THE TASMANIAN GOVERNMENT decided in 1883 to form an engineer torpedo corps, and by 11th June that year the unit was in operation. Commanded by Captain Boddam, and with Lieutenant Henry as instructor in electricity, the corps got off to a good start. One of the main pieces of equipment was to be a 63 foot spar torpedo boat, which was ordered from Thornycroft’s in England, and built under the Yard Number of 191.
To put the corps on a professional basis, the services of an instructor was sought from the Royal Engineers of the British Army, and a good recruit was signed up. He was Quarter Master Sergeant J. Falconer, RE, a man who was to prove exceedingly popular with the colonials, and also a man who really knew his job.
No. 191 was built as a part of an order for eight second class torpedo boats of one basic type, four for New Zealand, and four for Australian Colonial Governments. The boat underwent trials on the Thames on 24th January 1884, attaining a mean speed of 17.221 knots, after making six runs over the measured mile. The spar torpedo gear was tested at 12 knots, with circling runs to both port and starboard, with good results. Trials completed, No. 191 was placed aboard the steamer Abington for delivery to Hobart. On 1st May 1884, the torpedo boat was off-loaded in Hobart, and then towed to John Lucas’ Boatyard, at Battery Point, Hobart, to have her machinery fitted. The propulsion unit is described as ‘Compound, surface condensing, air pump worked by a rocker arm from LP cylinder. Locomotive boiler with Belpair fire box, 130 PSI working pressure. McEvoy spar torpedo.’
Evidently there was no great appreciation of the maintenance of the boat, as on 14th June 1884, Colonel W.V. Legge, Commandant Tasmanian Forces, wrote to the Chief Secretary requesting that a mechanic be appointed as caretaker, with the main duty of getting the boat into working order. The next time that No. 191 came into the news was the visit by Chief Engineer W. Giles and Lieutenant T.C. Fenton of HMS Nelson, on 10th October 1884, when they were requested to investigate the failure of the generator (termed by these officers as ‘dynamo-electric machinery‘). In their report, these officers stated that steam had been raised and the boat given a trial run, the trial being reported as successful. At this time the boat was housed in a specially built boathouse, and appears to have spent more time out of the water than in. It appears that a Mr. Pitfield had been engaged as the engineer of the boat, and it was probably he that supervised the fitting of the machinery.

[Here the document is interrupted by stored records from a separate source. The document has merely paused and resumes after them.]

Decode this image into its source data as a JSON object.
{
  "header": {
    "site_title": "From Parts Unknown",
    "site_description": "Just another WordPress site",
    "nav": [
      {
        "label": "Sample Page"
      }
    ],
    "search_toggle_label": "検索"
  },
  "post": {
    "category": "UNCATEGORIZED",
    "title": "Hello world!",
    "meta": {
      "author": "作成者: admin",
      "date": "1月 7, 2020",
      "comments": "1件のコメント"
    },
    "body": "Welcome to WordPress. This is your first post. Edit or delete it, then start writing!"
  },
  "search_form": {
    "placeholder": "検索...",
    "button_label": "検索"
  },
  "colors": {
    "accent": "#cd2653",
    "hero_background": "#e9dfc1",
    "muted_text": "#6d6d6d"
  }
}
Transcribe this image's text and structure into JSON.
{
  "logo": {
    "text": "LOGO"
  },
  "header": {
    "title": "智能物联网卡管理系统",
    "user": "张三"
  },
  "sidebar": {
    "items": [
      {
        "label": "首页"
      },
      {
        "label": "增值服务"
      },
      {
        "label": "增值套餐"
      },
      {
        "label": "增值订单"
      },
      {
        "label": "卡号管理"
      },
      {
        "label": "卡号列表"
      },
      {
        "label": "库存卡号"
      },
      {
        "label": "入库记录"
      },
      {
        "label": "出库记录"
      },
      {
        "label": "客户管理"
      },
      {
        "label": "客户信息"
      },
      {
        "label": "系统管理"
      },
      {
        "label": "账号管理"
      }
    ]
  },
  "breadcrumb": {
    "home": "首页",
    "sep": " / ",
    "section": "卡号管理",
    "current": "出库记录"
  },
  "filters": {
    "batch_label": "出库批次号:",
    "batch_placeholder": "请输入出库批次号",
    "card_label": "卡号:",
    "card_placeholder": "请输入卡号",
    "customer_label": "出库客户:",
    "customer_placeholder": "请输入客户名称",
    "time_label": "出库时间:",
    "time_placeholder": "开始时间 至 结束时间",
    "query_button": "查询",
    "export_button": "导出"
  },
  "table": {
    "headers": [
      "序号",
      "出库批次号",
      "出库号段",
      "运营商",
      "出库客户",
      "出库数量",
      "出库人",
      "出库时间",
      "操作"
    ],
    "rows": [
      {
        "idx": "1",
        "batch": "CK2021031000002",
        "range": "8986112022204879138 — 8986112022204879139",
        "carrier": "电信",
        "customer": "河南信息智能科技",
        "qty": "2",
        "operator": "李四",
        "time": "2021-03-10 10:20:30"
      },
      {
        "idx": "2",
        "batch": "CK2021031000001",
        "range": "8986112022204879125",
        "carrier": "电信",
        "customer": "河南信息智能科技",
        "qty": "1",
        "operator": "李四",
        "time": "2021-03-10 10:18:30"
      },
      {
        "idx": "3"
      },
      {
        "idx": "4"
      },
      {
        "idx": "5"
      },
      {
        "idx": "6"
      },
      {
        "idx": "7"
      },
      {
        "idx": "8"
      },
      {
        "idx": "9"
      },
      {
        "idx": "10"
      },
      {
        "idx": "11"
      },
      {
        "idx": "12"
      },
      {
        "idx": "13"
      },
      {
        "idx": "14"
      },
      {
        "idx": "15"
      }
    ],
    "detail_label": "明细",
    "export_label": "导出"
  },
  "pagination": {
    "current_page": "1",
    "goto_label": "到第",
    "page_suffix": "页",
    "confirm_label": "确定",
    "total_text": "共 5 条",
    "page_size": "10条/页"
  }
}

In August 1885, the Chief Inspector of Machinery for Tasmania reported on the general condition of No. 191. Steam was raised, the machinery tested and found correct. All that remained was a steaming trial to find out how the boat acted under full power conditions.
On 3rd August 1885, No. 191 was launched and prepared for her trials, the first to be held on 7th August. Colonel Legge and the Hobart Harbour Master came aboard for the run, the latter to take the bearings for the speed runs. Mr. Pitfield was in charge of the machinery, and there were no complaints about his handling of the main engines. The same cannot be said about the fireman. This man seems to have been a novice when it came to naval locomotive type boilers fitted with forced draught. During the trial, the steam pressure dropped from 120 psi to 72 psi, with a corresponding drop in speed. At the start of the trial run the main engine was ticking over at 550 RPM, but was down to 440 with the steam pressure drop. A second trial was held, with much the same result. Steam pressure was taken up to 150 psi, but this dropped to 72 psi. RPM at the beginning of the run were 600, but could not be held. A third trial was also a failure.